It’s time for another installment in our ongoing series Radio Obsessives, in which we share tales about people who are passionate about radio.
So far we’ve profiled Garrett Wollman’s Radio Tower Quest, Jose Fritz and his amazing Arcane Radio Trivia website, Radio Sticker of the Day curator Greg Blouch, and radio historian/Seattle Radio Theater founder Feliks Banel.
Blogger Jeff McMahon muses about radio on his blog Herculodge. Although the blog is ostensibly focused on a myriad number of topics (from vegetarian cooking to parenthood to cars), Jeff found that his posts about radio seemed to generate the most interest and excitement from readers.
Filed under the category “Radio Lovers Can’t Be Cured,” Herculodge’s radio posts typically focus on reviews of both new and vintage radios, as well as radio-related products. Written by Jeff and a crew of guest contributors, the radio section of Heculodge is kind of like a clearinghouse for feedback about specific radios. I was also amused by a post by Radio Russ enumerating a “12-Step Program for Radio Addicts.” He writes that step 1 is: “We admitted we were powerless over Radios, that our lives had become unmanageable without a radio in every room.”
On the site, Jeff also has a 3-part semi-autobiographical story “The Man Who Loved Radios Too Much,” in which he describes both the origins of his radio love and how he has descended into obsession.
In our email interview, I chatted with Herculodge founder Jeff McMahon about his website and why he’s so passionate about radio and radios.
Jennifer Waits: Herculodge covers a range of topics, but the majority of the most recent posts deal with radio. What’s the main goal of the blog and how does radio fits into that?
Jeff McMahon: I had no main goal except to cover a wide range of passions, radios, books, movies, etc., but I noticed early on that over 90% of the web traffic was for radios, so I focused more and more on them. You know the saying, a tree that falls in an uninhabited forest makes no noise. I wanted readership. I wanted my posts to be read and I learned early on that a blog should be focused, achieve brand identity, and fill a niche. I still write about other topics, but mostly I deal with radios.
Jennifer Waits: Why is it that you are so passionate about radio?
Jeff McMahon: My radio passion stems from childhood memories of radios, falling in love with the music of the Delfonics, the Ojays, The Isley Brothers, Carol King, to name a few bands and singers whose songs played secretly through my earbuds and a transistor radio while listening to KFRC in San Francisco; also, a good radio is like a security blanket, a constant friend during nights I don’t sleep well. In general live radio makes me feel connected. Readers talk about the same nostalgia and sense of connection, so I know I’m not alone.

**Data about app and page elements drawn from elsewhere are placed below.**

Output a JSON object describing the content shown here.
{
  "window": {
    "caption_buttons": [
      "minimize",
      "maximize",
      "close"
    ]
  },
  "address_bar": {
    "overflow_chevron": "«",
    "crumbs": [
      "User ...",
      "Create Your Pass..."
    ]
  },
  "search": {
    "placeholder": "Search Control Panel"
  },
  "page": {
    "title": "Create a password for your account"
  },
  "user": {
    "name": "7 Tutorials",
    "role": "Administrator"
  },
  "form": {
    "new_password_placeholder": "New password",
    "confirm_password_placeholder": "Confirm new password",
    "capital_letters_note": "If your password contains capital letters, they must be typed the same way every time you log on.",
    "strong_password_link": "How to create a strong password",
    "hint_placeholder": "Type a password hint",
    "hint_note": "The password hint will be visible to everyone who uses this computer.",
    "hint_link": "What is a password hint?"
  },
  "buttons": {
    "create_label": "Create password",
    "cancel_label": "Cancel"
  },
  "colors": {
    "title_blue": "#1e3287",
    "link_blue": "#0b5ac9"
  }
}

Jennifer Waits: What is it that you find fascinating about radios themselves (vs. radio broadcasts)?
Jeff McMahon: I like that a familiar voice can be something, a personality, who becomes part of your life over the years. Of course, it remains a miracle to me that voices and music can play through a little box.

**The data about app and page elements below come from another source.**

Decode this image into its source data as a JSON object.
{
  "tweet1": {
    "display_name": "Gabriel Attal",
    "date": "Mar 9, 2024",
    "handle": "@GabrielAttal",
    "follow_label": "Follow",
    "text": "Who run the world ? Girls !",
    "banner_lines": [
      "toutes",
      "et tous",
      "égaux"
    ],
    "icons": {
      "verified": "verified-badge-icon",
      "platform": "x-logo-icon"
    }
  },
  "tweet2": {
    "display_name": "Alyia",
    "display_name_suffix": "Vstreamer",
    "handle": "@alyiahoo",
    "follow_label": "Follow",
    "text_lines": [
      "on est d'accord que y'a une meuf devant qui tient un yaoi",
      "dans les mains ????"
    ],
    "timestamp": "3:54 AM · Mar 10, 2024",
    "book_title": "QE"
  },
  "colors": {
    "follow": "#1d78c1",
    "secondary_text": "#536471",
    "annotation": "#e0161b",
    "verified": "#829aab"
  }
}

Jennifer Waits: When did you start collecting radios and what was your first radio?
Jeff McMahon: I got the radio bug inexplicably in 2004 after eating a Lucille’s Barbecue. My wife Carrie and I exited the restaurant, entered a nearby electronics store on a whim and I walked straight toward a blue Tivoli PAL and bought it. That began a long trek into a radio obsession.

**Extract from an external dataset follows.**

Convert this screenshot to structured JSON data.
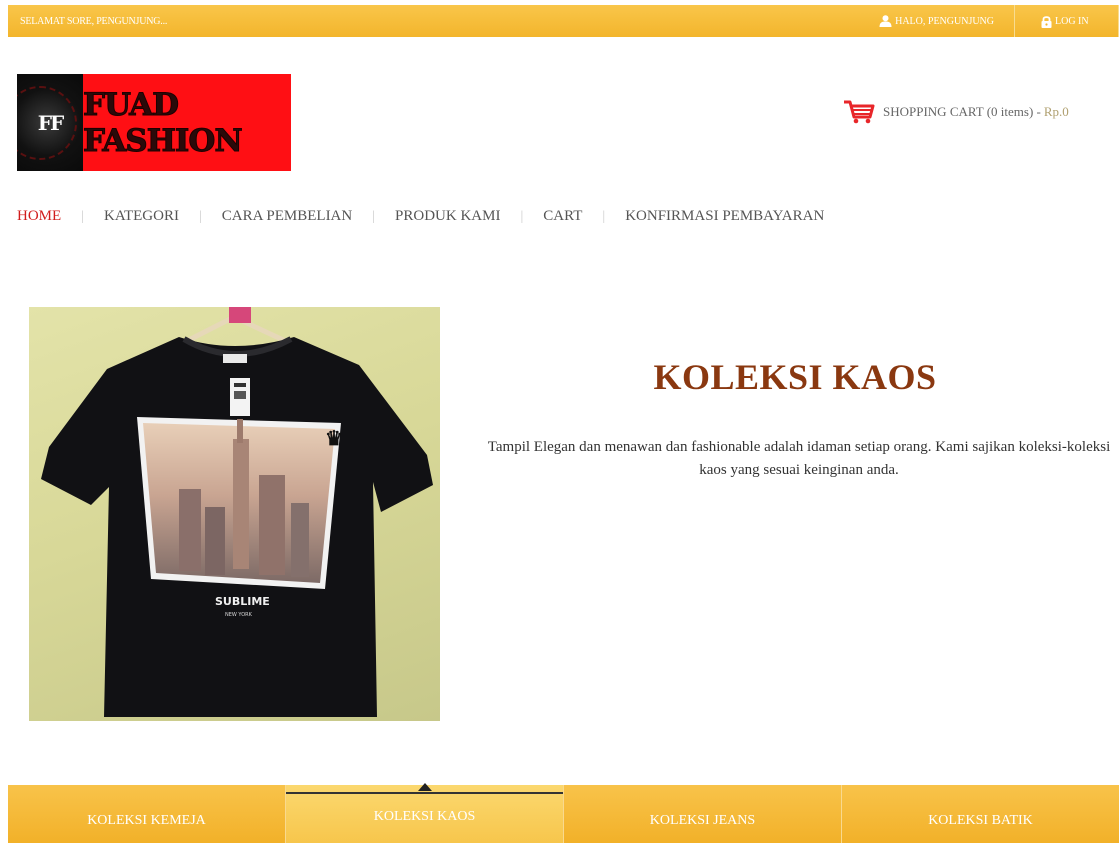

Jennifer Waits: How many radios do you own and what are your favorites?
Jeff McMahon: I own or have owned about 50 or so. My favorites are my Panasonic RF-888 and Sony ICF-5900. My favorite modern radio is my Sangean U3 worksite radio, which I use in my office/power yoga room.
Jennifer Waits: Do you prefer vintage or modern radios?
Jeff McMahon: I like both. Obviously, a heavy vintage has a grandeur that today’s cheaply made radios don’t have.
Jennifer Waits: Have you ever worked in radio? Where?
Jeff McMahon: Never. I’ve been a full-time college English/Composition instructor for 25 years.
Jennifer Waits: What type of radio programming do you enjoy the most? What are some of your favorite stations?